The Great Bay Living Shoreline Project has selected four locations where teams of professional engineers, landscape architects, and ecologists will be developing suggested living shoreline designs. The four sites were chosen to illustrate the potential for living shoreline approaches to be adapted for different site conditions and diverse landowner goals.
In many ways 2020 seems like a lost year, and in fact when many of our staff say ‘last year’ we are thinking of 2019. The Research and Stewardship programs were able to continue almost as normal, and the Coastal Training Program shifted to online trainings. The Education program shifted to take-home activities and social media posts that helped educate the public and encourage outdoor exploration. But what about volunteers?
The Great Bay NERR is excited to be a part of a new $550,000 grant that will provide critical information about the relationship between hydrodynamics, water quality and eelgrass in Great Bay.
Our new Coastal Training Program Coordinator has arrived, and we cannot wait for you to meet her. Lynn Vaccaro grew up in the seacoast region of NH and spent the last 12 years at Michigan Sea Grant and the University of Michigan Water Center. With training as an educator and a scientist and extensive experience working with researchers, decision makers and local communities in the Great Lakes region, Lynn is a perfect fit to lead municipal outreach and technical assistance for the Great Bay National Estuarine Research Reserve. Most recently, Lynn has been the collaborative research manager for the NERRS Science Collaborative. In Michigan Lynn ran research competitions, facilitated sharing between projects, organized workshops and learning opportunities, led communication efforts, and developed resources for scientists interested in connecting their work to coastal management. Please help us welcome Lynn back to the seacoast and into her new role with New Hampshire Fish and Game.

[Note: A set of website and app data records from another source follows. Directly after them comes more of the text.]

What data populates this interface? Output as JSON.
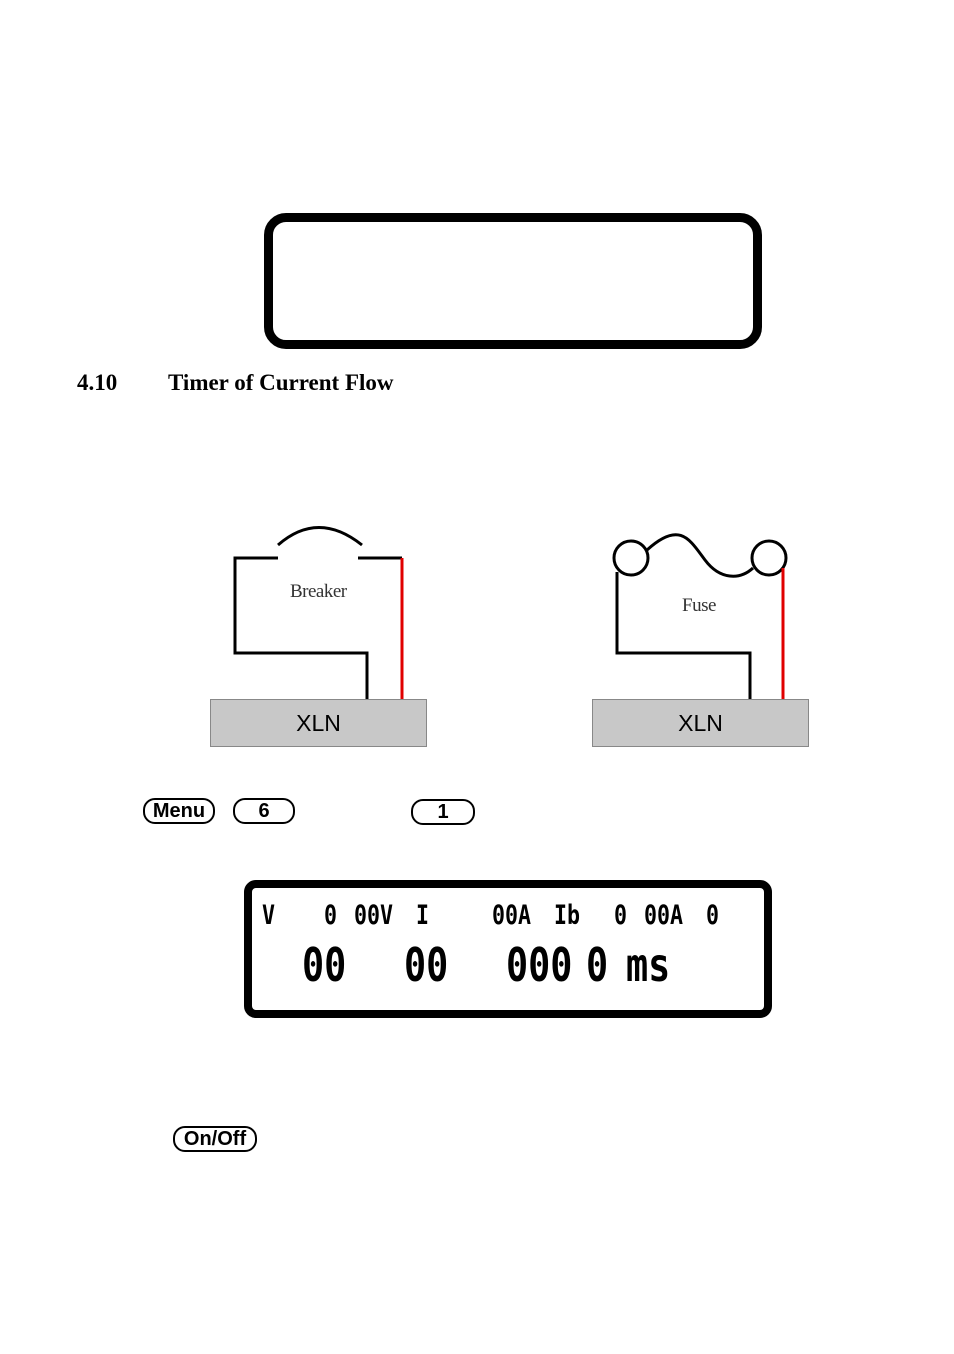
{
  "section": {
    "number": "4.10",
    "title": "Timer of Current Flow"
  },
  "diagrams": [
    {
      "label": "Breaker",
      "device": "XLN"
    },
    {
      "label": "Fuse",
      "device": "XLN"
    }
  ],
  "keys": {
    "menu": "Menu",
    "six": "6",
    "one": "1",
    "onoff": "On/Off"
  },
  "lcd": {
    "row1": [
      "V",
      "0",
      "00V",
      "I",
      "00A",
      "Ib",
      "0",
      "00A",
      "0"
    ],
    "row2": [
      "00",
      "00",
      "000",
      "0",
      "ms"
    ]
  },
  "colors": {
    "wire": "#000000",
    "red_wire": "#e00000",
    "device_fill": "#c8c8c8"
  }
}
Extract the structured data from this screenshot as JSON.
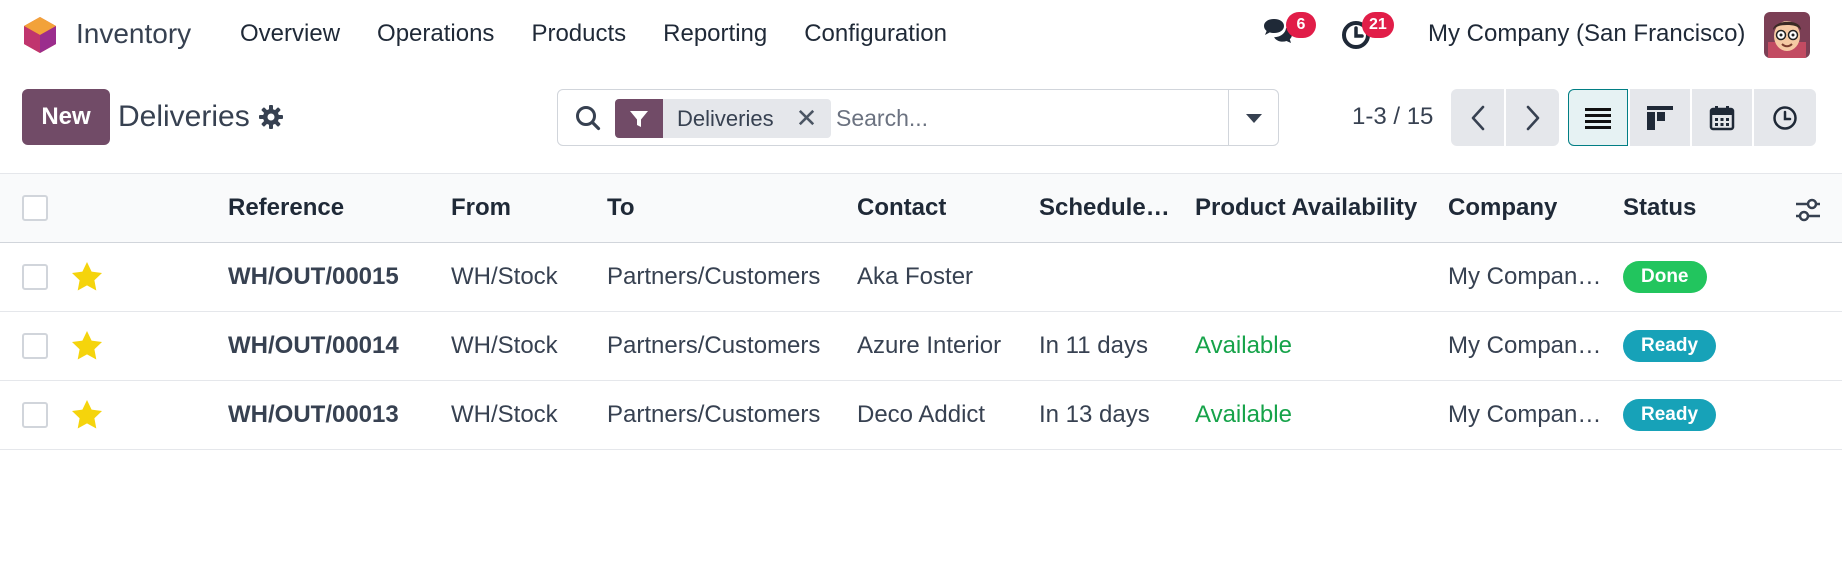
{
  "app": {
    "name": "Inventory",
    "menu": [
      "Overview",
      "Operations",
      "Products",
      "Reporting",
      "Configuration"
    ],
    "messages_count": "6",
    "activities_count": "21",
    "company": "My Company (San Francisco)"
  },
  "control_panel": {
    "new_label": "New",
    "title": "Deliveries",
    "facet_label": "Deliveries",
    "facet_remove": "✕",
    "search_placeholder": "Search...",
    "pager": "1-3 / 15"
  },
  "table": {
    "columns": [
      "Reference",
      "From",
      "To",
      "Contact",
      "Schedule…",
      "Product Availability",
      "Company",
      "Status"
    ],
    "rows": [
      {
        "reference": "WH/OUT/00015",
        "from": "WH/Stock",
        "to": "Partners/Customers",
        "contact": "Aka Foster",
        "scheduled": "",
        "availability": "",
        "company": "My Compan…",
        "status": "Done"
      },
      {
        "reference": "WH/OUT/00014",
        "from": "WH/Stock",
        "to": "Partners/Customers",
        "contact": "Azure Interior",
        "scheduled": "In 11 days",
        "availability": "Available",
        "company": "My Compan…",
        "status": "Ready"
      },
      {
        "reference": "WH/OUT/00013",
        "from": "WH/Stock",
        "to": "Partners/Customers",
        "contact": "Deco Addict",
        "scheduled": "In 13 days",
        "availability": "Available",
        "company": "My Compan…",
        "status": "Ready"
      }
    ]
  },
  "colors": {
    "brand": "#714b67",
    "status_done": "#22c55e",
    "status_ready": "#17a2b8",
    "available": "#16a34a",
    "badge": "#e11d48",
    "star": "#f5d40c"
  }
}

As summer and fall begin to approach this year, consider taking up the sport of “shed hunting”. Watch for that monster buck with a beautiful set of antlers and then sit back and wait…
The completely unofficial and made up Great Bay 175K Challenge, all started with an eye roll and ended with my eyes closed. Great Bay’s annual 5K road race now boosts a new 55k option, which I thought was craziness. How many runners are thinking, let’s do a 5K race and then run it again 10 more times? Apparently a lot, as 134 runners completed the 55K race! I took it a crazy step farther, read more about my 175K challenge.